== EXERCISE PROMPT ==
Return all of the records below verbatim.

----

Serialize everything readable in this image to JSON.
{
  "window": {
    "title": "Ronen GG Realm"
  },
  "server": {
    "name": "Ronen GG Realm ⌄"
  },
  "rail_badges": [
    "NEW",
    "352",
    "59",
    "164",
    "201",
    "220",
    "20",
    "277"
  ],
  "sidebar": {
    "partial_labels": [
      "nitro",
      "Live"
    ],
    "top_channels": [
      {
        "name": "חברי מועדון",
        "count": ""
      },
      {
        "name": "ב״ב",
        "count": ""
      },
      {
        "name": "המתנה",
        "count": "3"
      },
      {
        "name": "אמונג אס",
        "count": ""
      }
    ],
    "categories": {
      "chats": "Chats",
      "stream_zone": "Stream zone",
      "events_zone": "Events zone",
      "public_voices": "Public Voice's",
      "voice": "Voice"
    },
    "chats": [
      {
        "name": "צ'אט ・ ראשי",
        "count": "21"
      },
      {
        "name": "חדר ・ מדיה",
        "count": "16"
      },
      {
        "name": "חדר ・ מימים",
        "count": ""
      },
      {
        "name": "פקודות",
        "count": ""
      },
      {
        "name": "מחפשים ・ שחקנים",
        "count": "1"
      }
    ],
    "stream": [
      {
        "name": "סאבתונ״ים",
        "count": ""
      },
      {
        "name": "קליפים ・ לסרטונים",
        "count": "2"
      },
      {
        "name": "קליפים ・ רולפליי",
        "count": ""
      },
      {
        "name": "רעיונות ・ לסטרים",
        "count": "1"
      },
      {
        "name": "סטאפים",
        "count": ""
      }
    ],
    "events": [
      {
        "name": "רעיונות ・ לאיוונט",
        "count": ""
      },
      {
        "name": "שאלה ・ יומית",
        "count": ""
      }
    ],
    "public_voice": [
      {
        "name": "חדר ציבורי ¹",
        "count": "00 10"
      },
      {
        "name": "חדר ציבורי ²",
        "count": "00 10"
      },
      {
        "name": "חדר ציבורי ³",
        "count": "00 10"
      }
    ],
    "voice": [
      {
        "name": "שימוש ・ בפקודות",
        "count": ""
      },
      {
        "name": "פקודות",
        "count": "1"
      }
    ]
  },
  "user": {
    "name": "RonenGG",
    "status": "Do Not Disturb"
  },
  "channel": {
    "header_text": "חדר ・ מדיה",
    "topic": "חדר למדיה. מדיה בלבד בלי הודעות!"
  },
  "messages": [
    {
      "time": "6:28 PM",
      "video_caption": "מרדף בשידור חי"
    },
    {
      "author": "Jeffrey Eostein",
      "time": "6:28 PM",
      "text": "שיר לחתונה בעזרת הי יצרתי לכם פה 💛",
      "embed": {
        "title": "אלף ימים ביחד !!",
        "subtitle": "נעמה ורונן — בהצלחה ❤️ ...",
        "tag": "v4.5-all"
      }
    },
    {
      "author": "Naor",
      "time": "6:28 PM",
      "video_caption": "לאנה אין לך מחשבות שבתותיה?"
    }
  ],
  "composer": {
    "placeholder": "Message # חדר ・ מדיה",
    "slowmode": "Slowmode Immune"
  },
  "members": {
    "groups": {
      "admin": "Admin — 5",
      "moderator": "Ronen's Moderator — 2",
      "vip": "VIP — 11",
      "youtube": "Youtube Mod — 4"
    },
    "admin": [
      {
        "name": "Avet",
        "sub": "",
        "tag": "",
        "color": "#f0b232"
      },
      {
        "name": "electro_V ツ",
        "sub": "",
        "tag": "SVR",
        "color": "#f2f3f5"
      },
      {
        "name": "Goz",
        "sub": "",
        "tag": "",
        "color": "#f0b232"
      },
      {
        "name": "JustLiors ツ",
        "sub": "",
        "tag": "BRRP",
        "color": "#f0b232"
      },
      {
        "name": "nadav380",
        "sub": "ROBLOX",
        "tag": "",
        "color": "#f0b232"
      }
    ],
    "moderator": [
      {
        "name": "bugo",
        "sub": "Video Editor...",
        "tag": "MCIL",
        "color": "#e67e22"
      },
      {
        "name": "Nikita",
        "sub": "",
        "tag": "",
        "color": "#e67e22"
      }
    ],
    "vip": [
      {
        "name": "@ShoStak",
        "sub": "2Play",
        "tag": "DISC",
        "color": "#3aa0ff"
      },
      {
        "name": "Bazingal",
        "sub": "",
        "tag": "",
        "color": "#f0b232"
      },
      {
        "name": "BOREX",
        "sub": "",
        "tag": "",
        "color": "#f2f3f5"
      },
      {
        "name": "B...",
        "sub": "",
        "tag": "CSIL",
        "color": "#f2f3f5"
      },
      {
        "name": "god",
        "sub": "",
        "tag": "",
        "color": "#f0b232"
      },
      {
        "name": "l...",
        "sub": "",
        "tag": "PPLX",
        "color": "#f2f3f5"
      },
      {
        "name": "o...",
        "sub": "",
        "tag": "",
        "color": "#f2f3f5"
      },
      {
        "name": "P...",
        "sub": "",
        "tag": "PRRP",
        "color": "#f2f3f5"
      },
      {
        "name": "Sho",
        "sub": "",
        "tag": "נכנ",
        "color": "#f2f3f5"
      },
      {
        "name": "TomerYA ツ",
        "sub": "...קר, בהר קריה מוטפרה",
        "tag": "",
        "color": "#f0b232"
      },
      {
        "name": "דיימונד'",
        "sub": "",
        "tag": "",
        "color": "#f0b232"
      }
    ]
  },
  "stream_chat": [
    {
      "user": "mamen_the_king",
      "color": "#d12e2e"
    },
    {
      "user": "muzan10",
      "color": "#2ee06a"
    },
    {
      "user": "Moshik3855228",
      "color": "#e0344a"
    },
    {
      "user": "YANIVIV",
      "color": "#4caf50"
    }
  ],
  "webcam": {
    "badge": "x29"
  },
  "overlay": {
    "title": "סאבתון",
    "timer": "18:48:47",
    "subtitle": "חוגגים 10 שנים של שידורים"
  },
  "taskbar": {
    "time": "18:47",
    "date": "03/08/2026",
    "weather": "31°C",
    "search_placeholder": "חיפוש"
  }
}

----

== TASK RESPONSE ==
Serialize everything readable in this image to JSON.
{
  "window": {
    "title": "Ronen GG Realm"
  },
  "server": {
    "name": "Ronen GG Realm ⌄"
  },
  "rail_badges": [
    "NEW",
    "352",
    "59",
    "164",
    "201",
    "220",
    "20",
    "277"
  ],
  "sidebar": {
    "partial_labels": [
      "nitro",
      "Live"
    ],
    "top_channels": [
      {
        "name": "חברי מועדון",
        "count": ""
      },
      {
        "name": "ב״ב",
        "count": ""
      },
      {
        "name": "המתנה",
        "count": "3"
      },
      {
        "name": "אמונג אס",
        "count": ""
      }
    ],
    "categories": {
      "chats": "Chats",
      "stream_zone": "Stream zone",
      "events_zone": "Events zone",
      "public_voices": "Public Voice's",
      "voice": "Voice"
    },
    "chats": [
      {
        "name": "צ'אט ・ ראשי",
        "count": "21"
      },
      {
        "name": "חדר ・ מדיה",
        "count": "16"
      },
      {
        "name": "חדר ・ מימים",
        "count": ""
      },
      {
        "name": "פקודות",
        "count": ""
      },
      {
        "name": "מחפשים ・ שחקנים",
        "count": "1"
      }
    ],
    "stream": [
      {
        "name": "סאבתונ״ים",
        "count": ""
      },
      {
        "name": "קליפים ・ לסרטונים",
        "count": "2"
      },
      {
        "name": "קליפים ・ רולפליי",
        "count": ""
      },
      {
        "name": "רעיונות ・ לסטרים",
        "count": "1"
      },
      {
        "name": "סטאפים",
        "count": ""
      }
    ],
    "events": [
      {
        "name": "רעיונות ・ לאיוונט",
        "count": ""
      },
      {
        "name": "שאלה ・ יומית",
        "count": ""
      }
    ],
    "public_voice": [
      {
        "name": "חדר ציבורי ¹",
        "count": "00 10"
      },
      {
        "name": "חדר ציבורי ²",
        "count": "00 10"
      },
      {
        "name": "חדר ציבורי ³",
        "count": "00 10"
      }
    ],
    "voice": [
      {
        "name": "שימוש ・ בפקודות",
        "count": ""
      },
      {
        "name": "פקודות",
        "count": "1"
      }
    ]
  },
  "user": {
    "name": "RonenGG",
    "status": "Do Not Disturb"
  },
  "channel": {
    "header_text": "חדר ・ מדיה",
    "topic": "חדר למדיה. מדיה בלבד בלי הודעות!"
  },
  "messages": [
    {
      "time": "6:28 PM",
      "video_caption": "מרדף בשידור חי"
    },
    {
      "author": "Jeffrey Eostein",
      "time": "6:28 PM",
      "text": "שיר לחתונה בעזרת הי יצרתי לכם פה 💛",
      "embed": {
        "title": "אלף ימים ביחד !!",
        "subtitle": "נעמה ורונן — בהצלחה ❤️ ...",
        "tag": "v4.5-all"
      }
    },
    {
      "author": "Naor",
      "time": "6:28 PM",
      "video_caption": "לאנה אין לך מחשבות שבתותיה?"
    }
  ],
  "composer": {
    "placeholder": "Message # חדר ・ מדיה",
    "slowmode": "Slowmode Immune"
  },
  "members": {
    "groups": {
      "admin": "Admin — 5",
      "moderator": "Ronen's Moderator — 2",
      "vip": "VIP — 11",
      "youtube": "Youtube Mod — 4"
    },
    "admin": [
      {
        "name": "Avet",
        "sub": "",
        "tag": "",
        "color": "#f0b232"
      },
      {
        "name": "electro_V ツ",
        "sub": "",
        "tag": "SVR",
        "color": "#f2f3f5"
      },
      {
        "name": "Goz",
        "sub": "",
        "tag": "",
        "color": "#f0b232"
      },
      {
        "name": "JustLiors ツ",
        "sub": "",
        "tag": "BRRP",
        "color": "#f0b232"
      },
      {
        "name": "nadav380",
        "sub": "ROBLOX",
        "tag": "",
        "color": "#f0b232"
      }
    ],
    "moderator": [
      {
        "name": "bugo",
        "sub": "Video Editor...",
        "tag": "MCIL",
        "color": "#e67e22"
      },
      {
        "name": "Nikita",
        "sub": "",
        "tag": "",
        "color": "#e67e22"
      }
    ],
    "vip": [
      {
        "name": "@ShoStak",
        "sub": "2Play",
        "tag": "DISC",
        "color": "#3aa0ff"
      },
      {
        "name": "Bazingal",
        "sub": "",
        "tag": "",
        "color": "#f0b232"
      },
      {
        "name": "BOREX",
        "sub": "",
        "tag": "",
        "color": "#f2f3f5"
      },
      {
        "name": "B...",
        "sub": "",
        "tag": "CSIL",
        "color": "#f2f3f5"
      },
      {
        "name": "god",
        "sub": "",
        "tag": "",
        "color": "#f0b232"
      },
      {
        "name": "l...",
        "sub": "",
        "tag": "PPLX",
        "color": "#f2f3f5"
      },
      {
        "name": "o...",
        "sub": "",
        "tag": "",
        "color": "#f2f3f5"
      },
      {
        "name": "P...",
        "sub": "",
        "tag": "PRRP",
        "color": "#f2f3f5"
      },
      {
        "name": "Sho",
        "sub": "",
        "tag": "נכנ",
        "color": "#f2f3f5"
      },
      {
        "name": "TomerYA ツ",
        "sub": "...קר, בהר קריה מוטפרה",
        "tag": "",
        "color": "#f0b232"
      },
      {
        "name": "דיימונד'",
        "sub": "",
        "tag": "",
        "color": "#f0b232"
      }
    ]
  },
  "stream_chat": [
    {
      "user": "mamen_the_king",
      "color": "#d12e2e"
    },
    {
      "user": "muzan10",
      "color": "#2ee06a"
    },
    {
      "user": "Moshik3855228",
      "color": "#e0344a"
    },
    {
      "user": "YANIVIV",
      "color": "#4caf50"
    }
  ],
  "webcam": {
    "badge": "x29"
  },
  "overlay": {
    "title": "סאבתון",
    "timer": "18:48:47",
    "subtitle": "חוגגים 10 שנים של שידורים"
  },
  "taskbar": {
    "time": "18:47",
    "date": "03/08/2026",
    "weather": "31°C",
    "search_placeholder": "חיפוש"
  }
}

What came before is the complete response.